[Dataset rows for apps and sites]
+--
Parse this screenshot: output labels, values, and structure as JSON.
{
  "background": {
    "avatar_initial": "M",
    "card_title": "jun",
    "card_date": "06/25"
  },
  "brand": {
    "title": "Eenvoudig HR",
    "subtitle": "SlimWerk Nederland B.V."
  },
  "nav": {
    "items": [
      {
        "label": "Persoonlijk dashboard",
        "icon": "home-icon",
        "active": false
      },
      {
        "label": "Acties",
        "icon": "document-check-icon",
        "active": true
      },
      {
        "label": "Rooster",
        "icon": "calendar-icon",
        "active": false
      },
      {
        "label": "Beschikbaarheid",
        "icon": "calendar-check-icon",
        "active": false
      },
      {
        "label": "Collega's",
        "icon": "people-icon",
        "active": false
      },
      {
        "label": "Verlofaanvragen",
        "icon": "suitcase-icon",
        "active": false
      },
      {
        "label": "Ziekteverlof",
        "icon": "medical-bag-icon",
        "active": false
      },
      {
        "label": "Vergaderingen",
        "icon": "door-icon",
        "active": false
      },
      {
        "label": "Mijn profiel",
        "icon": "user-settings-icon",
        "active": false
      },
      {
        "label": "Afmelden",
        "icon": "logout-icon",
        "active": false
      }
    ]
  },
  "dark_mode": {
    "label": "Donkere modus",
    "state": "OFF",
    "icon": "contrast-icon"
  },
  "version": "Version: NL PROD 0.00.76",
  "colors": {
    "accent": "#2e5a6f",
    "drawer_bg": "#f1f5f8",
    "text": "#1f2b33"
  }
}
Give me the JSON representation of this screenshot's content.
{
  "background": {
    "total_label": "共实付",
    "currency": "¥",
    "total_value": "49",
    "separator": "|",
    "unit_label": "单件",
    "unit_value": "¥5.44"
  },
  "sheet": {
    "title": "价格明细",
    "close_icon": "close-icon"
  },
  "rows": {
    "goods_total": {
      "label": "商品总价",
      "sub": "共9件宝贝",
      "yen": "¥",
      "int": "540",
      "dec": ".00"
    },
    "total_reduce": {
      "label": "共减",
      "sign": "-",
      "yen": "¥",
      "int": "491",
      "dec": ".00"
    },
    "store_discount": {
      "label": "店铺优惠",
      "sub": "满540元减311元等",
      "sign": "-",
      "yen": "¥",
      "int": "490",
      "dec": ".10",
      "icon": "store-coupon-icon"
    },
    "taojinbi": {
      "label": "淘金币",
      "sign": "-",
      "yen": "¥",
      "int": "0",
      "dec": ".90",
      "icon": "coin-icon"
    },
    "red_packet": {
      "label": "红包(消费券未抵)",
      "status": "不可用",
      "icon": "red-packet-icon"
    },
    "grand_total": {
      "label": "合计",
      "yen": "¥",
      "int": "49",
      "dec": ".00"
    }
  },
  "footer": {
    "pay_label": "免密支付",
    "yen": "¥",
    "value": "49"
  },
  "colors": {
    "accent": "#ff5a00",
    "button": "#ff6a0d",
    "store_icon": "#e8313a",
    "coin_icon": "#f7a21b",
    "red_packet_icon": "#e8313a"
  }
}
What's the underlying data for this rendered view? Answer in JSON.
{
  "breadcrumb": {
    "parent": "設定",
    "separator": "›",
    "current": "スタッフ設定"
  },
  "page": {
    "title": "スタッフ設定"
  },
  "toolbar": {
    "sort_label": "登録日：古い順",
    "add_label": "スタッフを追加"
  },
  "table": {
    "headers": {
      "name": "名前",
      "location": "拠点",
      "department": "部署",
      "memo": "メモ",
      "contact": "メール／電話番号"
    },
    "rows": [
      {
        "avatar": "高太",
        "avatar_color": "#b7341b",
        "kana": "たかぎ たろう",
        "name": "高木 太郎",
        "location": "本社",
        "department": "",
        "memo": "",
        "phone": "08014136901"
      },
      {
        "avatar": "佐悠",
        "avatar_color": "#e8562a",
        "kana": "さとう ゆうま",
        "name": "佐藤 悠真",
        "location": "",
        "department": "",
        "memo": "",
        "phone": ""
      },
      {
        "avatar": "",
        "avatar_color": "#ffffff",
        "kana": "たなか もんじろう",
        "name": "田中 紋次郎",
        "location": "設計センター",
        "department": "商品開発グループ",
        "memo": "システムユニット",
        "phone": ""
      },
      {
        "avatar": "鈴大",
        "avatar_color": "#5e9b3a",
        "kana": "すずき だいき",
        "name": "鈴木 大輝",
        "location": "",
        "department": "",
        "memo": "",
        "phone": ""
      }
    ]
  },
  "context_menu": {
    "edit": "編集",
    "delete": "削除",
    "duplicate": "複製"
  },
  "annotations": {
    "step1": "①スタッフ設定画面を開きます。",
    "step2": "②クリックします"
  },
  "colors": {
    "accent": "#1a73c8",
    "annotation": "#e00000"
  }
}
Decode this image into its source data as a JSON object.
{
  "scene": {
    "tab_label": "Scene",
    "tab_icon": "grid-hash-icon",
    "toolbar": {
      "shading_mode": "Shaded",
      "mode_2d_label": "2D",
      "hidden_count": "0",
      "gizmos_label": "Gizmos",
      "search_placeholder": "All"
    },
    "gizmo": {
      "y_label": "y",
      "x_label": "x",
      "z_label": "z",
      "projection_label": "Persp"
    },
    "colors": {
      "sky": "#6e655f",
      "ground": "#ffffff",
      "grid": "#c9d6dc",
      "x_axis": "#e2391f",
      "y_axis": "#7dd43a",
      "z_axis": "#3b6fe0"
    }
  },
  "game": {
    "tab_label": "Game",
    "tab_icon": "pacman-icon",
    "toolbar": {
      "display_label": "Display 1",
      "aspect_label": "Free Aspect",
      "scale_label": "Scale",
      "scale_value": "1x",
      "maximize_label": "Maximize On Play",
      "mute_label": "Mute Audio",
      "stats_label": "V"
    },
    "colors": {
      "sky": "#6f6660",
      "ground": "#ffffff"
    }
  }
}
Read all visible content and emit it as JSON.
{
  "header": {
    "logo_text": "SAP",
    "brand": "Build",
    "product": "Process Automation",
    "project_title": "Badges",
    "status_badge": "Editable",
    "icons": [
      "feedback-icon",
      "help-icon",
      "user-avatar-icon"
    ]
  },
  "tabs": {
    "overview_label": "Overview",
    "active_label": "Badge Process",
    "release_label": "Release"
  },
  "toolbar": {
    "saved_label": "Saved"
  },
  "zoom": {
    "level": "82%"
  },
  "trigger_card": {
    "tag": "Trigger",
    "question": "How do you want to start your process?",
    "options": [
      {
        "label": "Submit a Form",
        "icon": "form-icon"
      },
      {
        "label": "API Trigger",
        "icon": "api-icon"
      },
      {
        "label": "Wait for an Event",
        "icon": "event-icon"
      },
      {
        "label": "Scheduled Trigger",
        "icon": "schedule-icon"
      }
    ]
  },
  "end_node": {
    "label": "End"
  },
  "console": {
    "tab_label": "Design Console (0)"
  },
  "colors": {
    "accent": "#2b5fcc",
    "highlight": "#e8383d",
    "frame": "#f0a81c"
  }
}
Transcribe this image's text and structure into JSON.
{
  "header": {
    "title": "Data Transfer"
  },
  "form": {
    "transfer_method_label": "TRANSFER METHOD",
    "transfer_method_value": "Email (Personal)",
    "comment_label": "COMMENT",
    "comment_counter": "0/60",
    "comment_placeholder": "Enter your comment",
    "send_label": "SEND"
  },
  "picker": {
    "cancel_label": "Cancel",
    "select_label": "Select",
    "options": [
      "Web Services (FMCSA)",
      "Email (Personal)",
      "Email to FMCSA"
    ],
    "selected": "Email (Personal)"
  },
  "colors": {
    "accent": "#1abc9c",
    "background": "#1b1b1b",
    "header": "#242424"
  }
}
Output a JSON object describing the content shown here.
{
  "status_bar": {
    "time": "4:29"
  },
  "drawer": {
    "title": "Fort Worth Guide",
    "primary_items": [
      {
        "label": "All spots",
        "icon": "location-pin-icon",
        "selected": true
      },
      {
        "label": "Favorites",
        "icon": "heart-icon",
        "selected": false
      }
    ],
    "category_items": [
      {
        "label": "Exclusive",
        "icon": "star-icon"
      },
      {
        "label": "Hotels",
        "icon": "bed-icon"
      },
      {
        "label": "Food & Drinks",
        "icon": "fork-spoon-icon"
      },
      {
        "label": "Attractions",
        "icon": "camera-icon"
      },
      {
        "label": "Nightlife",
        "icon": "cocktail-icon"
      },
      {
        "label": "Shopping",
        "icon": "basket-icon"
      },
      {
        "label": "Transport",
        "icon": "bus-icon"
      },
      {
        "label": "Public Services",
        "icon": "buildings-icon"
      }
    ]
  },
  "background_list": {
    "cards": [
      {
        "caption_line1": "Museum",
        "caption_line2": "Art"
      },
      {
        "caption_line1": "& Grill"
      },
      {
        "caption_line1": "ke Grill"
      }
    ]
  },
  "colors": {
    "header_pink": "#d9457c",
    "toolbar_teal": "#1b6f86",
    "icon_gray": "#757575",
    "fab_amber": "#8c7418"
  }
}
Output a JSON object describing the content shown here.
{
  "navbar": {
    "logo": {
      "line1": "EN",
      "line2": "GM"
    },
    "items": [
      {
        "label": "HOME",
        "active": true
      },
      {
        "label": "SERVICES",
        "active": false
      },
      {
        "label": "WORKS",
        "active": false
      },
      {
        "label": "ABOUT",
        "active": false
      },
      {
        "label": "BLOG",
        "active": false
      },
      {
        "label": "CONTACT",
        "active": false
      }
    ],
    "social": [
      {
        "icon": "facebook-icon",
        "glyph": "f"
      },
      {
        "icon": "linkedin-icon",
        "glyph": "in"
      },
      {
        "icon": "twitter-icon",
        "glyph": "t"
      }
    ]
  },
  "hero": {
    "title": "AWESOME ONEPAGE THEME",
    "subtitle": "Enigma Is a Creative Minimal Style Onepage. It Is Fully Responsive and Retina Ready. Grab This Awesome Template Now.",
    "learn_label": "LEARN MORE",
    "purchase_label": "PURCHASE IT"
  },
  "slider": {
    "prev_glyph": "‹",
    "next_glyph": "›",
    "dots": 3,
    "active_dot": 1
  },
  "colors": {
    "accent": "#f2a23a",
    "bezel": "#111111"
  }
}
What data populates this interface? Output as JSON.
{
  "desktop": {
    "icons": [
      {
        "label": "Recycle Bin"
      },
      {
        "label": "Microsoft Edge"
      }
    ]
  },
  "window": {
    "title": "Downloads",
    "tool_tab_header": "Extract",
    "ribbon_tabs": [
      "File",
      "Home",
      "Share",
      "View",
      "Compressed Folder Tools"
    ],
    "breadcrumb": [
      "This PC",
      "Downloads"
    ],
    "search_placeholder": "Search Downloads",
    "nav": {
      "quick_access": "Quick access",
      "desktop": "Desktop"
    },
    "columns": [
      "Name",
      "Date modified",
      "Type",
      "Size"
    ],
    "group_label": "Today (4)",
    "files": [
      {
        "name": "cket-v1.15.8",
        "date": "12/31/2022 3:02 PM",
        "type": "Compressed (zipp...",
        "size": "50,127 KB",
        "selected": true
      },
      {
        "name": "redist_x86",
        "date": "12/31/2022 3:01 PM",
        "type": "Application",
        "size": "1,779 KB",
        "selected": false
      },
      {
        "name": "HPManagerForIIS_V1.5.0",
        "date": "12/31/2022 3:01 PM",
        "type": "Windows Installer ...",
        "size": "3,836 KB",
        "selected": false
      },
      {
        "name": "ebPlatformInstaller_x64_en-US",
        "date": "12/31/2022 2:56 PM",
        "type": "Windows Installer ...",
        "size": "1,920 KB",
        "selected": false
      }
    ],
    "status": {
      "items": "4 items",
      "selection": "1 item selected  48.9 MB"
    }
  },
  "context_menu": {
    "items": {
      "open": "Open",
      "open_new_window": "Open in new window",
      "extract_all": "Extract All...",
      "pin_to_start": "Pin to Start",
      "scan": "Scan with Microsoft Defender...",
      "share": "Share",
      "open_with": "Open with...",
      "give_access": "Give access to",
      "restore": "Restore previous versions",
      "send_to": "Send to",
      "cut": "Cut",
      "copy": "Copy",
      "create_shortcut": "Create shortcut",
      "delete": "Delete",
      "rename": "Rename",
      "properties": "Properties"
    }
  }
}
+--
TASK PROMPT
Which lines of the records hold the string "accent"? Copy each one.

RESPONSE
    "accent": "#2e5a6f",
    "accent": "#ff5a00",
    "accent": "#1a73c8",
    "accent": "#2b5fcc",
    "accent": "#1abc9c",
    "accent": "#f2a23a",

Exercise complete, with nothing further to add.